Continue reading “Childhood communications delays – a pilot project”
In these uncertain times, it’s understandable that carers may be feeling elevated concerns about how to manage the changing expectations of contact with family members. As a therapeutic service, Take Two offers this guidance in managing the heightened emotions and thoughts of children in the out-of-home care (OOHC) system in these times. We also provide a list of some free video calling apps and programs that might be suitable to use.
Continue reading “Considerations for supporting children, carers & families during remote contact visits”
Predictable activities, rhythms and routines make children and young people feel more secure, safer and cared for. With a little bit of planned structure, children are less likely to feel caught unawares. They will know what to expect.
This is especially important for children in out-of-home care who may be more likely to feel that the world is an unsafe place.
In the current COVID-19 situation with no school and big changes to their daily lives, many children, carers and families are struggling to find a new and reassuring rhythm to their days.
Continue reading “Creating a soothing new household rhythm in uncertain times”

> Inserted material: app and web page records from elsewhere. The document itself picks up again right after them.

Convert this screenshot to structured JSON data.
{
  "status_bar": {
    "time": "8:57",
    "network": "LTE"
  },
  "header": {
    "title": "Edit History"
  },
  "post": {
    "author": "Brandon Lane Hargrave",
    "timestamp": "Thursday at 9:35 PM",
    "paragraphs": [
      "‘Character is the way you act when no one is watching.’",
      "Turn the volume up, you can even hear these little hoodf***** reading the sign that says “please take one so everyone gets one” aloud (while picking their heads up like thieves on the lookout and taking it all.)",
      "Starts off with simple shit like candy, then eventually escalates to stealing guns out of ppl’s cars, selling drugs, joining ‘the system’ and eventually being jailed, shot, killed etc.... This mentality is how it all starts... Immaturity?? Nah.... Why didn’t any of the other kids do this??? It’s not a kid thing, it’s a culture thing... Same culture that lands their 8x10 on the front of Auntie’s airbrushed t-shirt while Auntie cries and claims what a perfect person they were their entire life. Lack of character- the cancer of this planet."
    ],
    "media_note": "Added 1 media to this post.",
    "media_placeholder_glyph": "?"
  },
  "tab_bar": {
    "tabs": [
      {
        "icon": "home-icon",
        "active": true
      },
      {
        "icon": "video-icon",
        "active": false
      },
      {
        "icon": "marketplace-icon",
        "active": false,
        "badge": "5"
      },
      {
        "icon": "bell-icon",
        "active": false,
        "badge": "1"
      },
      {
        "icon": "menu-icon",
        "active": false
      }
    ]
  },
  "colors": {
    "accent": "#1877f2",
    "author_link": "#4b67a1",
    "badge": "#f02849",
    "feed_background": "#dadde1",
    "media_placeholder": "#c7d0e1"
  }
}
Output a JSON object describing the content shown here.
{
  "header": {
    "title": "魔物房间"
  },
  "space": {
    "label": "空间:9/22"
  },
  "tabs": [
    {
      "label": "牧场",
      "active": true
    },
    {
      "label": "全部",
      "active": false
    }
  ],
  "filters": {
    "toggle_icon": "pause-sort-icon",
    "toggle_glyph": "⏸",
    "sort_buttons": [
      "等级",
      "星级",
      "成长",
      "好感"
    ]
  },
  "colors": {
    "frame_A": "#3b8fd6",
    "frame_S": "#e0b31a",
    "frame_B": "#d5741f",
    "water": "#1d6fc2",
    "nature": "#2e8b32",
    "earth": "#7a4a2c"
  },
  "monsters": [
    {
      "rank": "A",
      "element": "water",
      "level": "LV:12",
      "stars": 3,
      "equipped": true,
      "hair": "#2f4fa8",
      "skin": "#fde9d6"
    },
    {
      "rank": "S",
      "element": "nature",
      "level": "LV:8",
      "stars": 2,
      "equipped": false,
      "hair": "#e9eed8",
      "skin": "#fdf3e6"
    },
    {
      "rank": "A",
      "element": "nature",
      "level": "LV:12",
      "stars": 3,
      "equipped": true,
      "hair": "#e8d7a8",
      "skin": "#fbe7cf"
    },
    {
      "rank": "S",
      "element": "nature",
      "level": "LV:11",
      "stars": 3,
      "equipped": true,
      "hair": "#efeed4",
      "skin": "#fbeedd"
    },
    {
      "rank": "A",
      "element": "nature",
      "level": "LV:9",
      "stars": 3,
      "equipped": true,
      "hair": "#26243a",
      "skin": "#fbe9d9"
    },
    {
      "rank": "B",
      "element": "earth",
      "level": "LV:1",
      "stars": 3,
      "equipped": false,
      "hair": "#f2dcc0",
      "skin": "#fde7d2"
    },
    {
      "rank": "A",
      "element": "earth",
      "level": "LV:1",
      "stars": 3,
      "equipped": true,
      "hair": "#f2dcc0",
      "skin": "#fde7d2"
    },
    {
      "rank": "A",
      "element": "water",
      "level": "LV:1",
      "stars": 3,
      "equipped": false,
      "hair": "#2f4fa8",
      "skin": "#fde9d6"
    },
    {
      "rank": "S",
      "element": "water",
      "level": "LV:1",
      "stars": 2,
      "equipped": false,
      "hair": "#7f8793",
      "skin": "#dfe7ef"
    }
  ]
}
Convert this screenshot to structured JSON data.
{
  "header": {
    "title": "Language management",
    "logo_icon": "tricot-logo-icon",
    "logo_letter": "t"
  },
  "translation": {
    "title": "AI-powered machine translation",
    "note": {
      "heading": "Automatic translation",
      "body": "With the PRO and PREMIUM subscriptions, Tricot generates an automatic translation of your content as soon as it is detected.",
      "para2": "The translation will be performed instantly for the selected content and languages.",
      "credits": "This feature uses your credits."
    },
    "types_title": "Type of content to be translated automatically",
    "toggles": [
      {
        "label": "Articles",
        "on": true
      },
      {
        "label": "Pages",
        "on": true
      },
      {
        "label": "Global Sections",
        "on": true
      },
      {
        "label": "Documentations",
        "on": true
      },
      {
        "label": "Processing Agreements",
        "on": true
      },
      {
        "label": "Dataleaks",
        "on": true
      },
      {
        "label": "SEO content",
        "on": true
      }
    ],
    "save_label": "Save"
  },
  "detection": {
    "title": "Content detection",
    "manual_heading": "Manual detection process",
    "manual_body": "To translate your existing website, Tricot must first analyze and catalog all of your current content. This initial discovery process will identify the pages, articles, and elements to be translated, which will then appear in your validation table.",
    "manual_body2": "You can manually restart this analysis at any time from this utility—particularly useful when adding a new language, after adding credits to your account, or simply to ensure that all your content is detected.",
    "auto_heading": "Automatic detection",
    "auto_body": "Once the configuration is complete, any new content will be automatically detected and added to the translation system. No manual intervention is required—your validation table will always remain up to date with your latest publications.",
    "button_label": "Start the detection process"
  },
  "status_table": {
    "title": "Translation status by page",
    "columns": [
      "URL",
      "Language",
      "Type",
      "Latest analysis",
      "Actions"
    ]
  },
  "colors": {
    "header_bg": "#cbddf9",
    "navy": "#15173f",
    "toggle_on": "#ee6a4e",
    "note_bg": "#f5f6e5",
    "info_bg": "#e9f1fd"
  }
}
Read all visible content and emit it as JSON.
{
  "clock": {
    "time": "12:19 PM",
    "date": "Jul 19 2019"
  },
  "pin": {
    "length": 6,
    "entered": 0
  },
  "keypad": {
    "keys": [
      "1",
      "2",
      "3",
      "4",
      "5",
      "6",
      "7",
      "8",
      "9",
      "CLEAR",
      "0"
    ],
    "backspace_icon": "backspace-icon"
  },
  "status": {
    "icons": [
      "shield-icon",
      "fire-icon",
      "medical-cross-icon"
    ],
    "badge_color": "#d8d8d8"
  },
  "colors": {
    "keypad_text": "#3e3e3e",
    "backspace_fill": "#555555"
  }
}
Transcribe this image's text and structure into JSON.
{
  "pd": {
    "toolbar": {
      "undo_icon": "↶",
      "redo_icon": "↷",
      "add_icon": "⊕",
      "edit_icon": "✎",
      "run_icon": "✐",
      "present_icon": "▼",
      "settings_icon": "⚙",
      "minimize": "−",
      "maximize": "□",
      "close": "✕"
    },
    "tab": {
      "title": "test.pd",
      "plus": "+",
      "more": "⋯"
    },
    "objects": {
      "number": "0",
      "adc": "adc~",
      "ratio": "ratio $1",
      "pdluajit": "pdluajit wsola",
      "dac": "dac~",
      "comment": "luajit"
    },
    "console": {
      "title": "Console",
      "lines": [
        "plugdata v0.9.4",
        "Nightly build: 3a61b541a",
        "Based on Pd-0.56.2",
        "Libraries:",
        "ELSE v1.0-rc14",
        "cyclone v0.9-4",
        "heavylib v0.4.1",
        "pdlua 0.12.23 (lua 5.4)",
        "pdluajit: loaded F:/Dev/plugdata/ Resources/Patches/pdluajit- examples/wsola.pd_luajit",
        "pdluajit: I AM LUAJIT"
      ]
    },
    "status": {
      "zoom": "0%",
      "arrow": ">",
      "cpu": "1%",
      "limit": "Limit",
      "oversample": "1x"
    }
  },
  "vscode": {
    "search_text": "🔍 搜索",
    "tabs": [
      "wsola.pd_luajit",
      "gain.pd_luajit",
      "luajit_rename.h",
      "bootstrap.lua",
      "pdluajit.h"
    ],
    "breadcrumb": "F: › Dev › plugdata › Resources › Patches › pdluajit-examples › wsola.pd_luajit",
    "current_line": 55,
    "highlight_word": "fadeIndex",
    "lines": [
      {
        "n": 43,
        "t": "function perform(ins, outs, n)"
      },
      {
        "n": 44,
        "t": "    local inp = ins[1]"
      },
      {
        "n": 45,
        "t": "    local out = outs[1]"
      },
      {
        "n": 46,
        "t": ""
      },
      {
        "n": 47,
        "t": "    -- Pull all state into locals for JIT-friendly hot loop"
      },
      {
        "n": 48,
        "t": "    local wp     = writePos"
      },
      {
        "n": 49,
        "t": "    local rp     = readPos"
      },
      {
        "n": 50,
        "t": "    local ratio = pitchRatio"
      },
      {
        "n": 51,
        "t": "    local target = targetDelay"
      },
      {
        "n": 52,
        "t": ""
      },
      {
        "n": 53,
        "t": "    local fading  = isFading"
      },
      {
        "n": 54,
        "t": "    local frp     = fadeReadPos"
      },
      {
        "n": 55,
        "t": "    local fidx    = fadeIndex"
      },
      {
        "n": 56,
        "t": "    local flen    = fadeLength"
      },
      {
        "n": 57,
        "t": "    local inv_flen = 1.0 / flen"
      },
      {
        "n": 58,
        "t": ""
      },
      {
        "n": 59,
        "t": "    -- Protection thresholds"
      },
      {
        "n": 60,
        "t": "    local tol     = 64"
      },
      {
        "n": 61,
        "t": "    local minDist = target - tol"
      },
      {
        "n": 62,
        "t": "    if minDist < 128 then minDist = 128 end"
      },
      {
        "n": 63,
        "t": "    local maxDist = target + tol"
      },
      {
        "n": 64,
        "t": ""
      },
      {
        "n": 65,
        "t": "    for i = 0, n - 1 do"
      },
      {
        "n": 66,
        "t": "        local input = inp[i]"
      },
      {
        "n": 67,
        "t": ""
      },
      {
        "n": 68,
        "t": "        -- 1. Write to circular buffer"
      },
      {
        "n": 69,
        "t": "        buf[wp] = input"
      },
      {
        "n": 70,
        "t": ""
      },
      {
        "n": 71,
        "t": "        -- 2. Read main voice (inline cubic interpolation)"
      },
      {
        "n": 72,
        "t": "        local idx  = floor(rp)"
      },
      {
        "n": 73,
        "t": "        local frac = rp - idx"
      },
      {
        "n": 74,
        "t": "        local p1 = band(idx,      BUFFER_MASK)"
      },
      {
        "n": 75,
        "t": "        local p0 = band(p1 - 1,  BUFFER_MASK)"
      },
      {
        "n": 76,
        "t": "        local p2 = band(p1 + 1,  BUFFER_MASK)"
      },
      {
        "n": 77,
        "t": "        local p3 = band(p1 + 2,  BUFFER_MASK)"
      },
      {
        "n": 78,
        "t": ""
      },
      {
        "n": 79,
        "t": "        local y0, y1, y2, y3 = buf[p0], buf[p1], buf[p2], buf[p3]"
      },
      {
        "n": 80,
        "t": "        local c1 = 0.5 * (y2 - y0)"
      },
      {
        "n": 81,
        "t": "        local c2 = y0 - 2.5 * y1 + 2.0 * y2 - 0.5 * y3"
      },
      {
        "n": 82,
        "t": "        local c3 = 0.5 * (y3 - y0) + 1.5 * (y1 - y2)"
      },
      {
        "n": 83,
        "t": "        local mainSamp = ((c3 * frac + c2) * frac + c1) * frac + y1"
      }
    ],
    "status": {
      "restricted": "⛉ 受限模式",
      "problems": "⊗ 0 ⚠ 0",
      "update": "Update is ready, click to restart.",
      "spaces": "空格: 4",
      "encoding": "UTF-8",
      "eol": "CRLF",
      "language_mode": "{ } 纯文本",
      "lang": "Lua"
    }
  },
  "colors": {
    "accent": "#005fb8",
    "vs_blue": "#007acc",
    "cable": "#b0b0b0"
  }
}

Have you ever had a day when your young students just seem to rev each other up and your centre or classroom is at fever-pitch? Or maybe you feel like your students are having constant meltdowns? Perhaps you feel that every time you look around you’re having to intervene to stop children from hurting each other. What can you do to teach them self-regulation strategies? The answer might be a surprise. When dealing with heightened students, we don’t start with them, we start with YOU!
Continue reading “Teaching self-regulation in early childhood”
By Allison Cox, Director, Berry Street – Take Two
A group of our international colleagues recently came from Norway to spend time with Berry Street’s Take Two service.
The RVTS Sør (South) service is a Norwegian government-funded domestic violence, sexual abuse, traumatic stress, migrant/refugee health and suicide prevention resource centre and training service. They have a special focus on working with children and families.
Continue reading “International delegation visits Take Two”